Why Teachers Hate Tech Training ... and What to Do About It 

Training Teachers to Integrate Technology
  • I want to use ed tech in my class, but we are not getting the ed tech equipment. I teach Special Education, and also need time for training in ed tech.

Red flag here. By my informal observation, special education classes are not receiving current ed tech. In the past, special education classes customarily received out-dated textbooks, inadequate or inferior classrooms, no equipment or it was shoddy, and somehow funding earmarked special education did not make it to the student even when in an IEP. I'm not naming names, or stating it happened under my watch (it didn't because I'm kind of a watchdog about that.) I have recently been in a Special Education for the Severely Handicapped/Autism Classroom that very effectively used iPads with the students. I would be very interested to see how Chromebooks with the simplified writing opportunities work with this student community. Do Special Education students have a right to ed tech like the other students? How about the teachers?

This is a Special Education legal website. Don't tell anyone I sent you.

Technology and Assistive Teachnology 

Chromebooks for Special Education and Assistive Technology 

What does edtech look like in the special ed classroom?

  •   Ed tech looks so exciting online. Why does seem so dull in a real classroom?

News from Skype in the Classroom
Ed tech is absolutely, mind-boggingly exciting. We have lived to see the future! And the kids are launched exponentially, literally launched into a future of success, productivity, equity, and fascination no one can even dream about. Some teachers are like the explorers of the 'New' World, the New Digital World. What are they reporting back? How can all teachers get in on it? First, all teachers need to board the Nina, Pinta and Santa Maria and launch into the unknown. Shake up those lesson plans from 1989 (or even 2011) and incorporate the communication values of the internet. Skype. Email. Virtual tours. TED talks. Research using curiosity. Poetry Slams. Virtual Art Shows between schools. Dance Festivals. School Gardening Shows. Sing offs. Pen pals--an online community for your class from anywhere your district will let you skype. IMAGINATION will drive the best teachers to learn ed tech. Truth be told, not all teachers need to be ed tech experts. Collaborate with ideas for educational experiences within your PLN--how exciting to have all that enthusiasm and expertise united for learning fun. The best part is no one is bored, not the kids, not the teachers. The Common Core is reinforced with teachers reaching the highest level of Bloom's Taxonomy. Principals can arrange for collaboration time. Go beyond CoolMath and Accelerated Reader. The teachers that don't want any change? Let them retire or find another profession.
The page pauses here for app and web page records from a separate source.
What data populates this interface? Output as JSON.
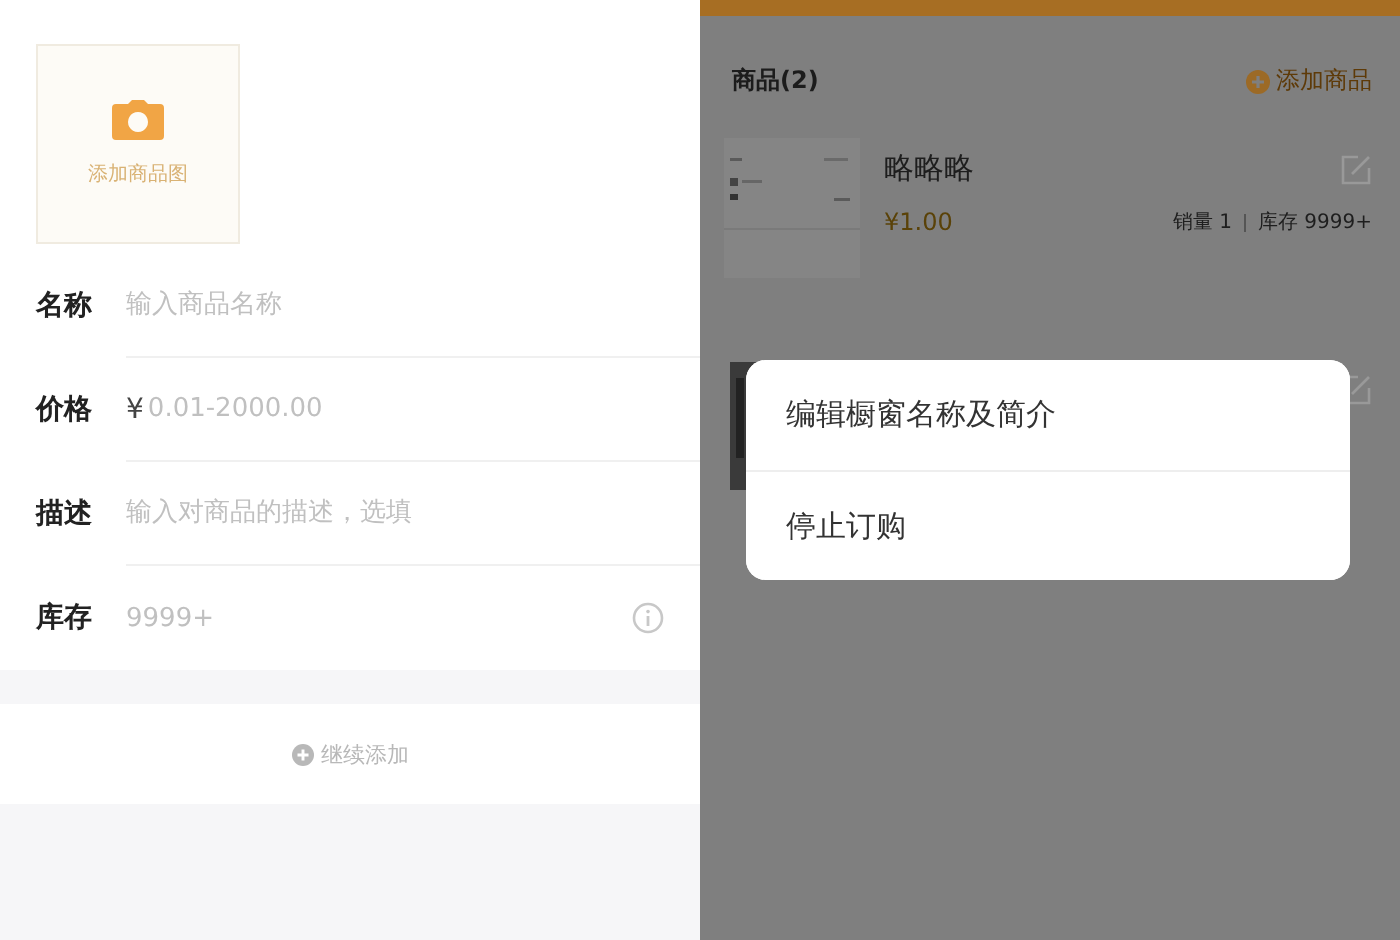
{
  "form": {
    "upload": {
      "label": "添加商品图"
    },
    "fields": [
      {
        "label": "名称",
        "placeholder": "输入商品名称",
        "kind": "text"
      },
      {
        "label": "价格",
        "prefix": "¥",
        "placeholder": "0.01-2000.00",
        "kind": "text"
      },
      {
        "label": "描述",
        "placeholder": "输入对商品的描述，选填",
        "kind": "text"
      },
      {
        "label": "库存",
        "placeholder": "9999+",
        "kind": "info"
      }
    ],
    "add_more": "继续添加"
  },
  "list": {
    "title": "商品(2)",
    "add_button": "添加商品",
    "products": [
      {
        "kind": "full",
        "name": "略略略",
        "price": "¥1.00",
        "sales": "销量 1",
        "stock": "库存 9999+"
      },
      {
        "kind": "covered"
      }
    ]
  },
  "menu": {
    "items": [
      "编辑橱窗名称及简介",
      "停止订购"
    ]
  }
}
Exciting Ideas for the Implementation of Educational Technology in the Classroom 

Learn the Ins and Outs of Google Classroom from an Expert 

Cool Ways to Use Skype in the Classroom

Teaching Is Learning Ed Tech
Teaching Is...Learning Ed Tech

Teaching Is...Learning Ed Tech II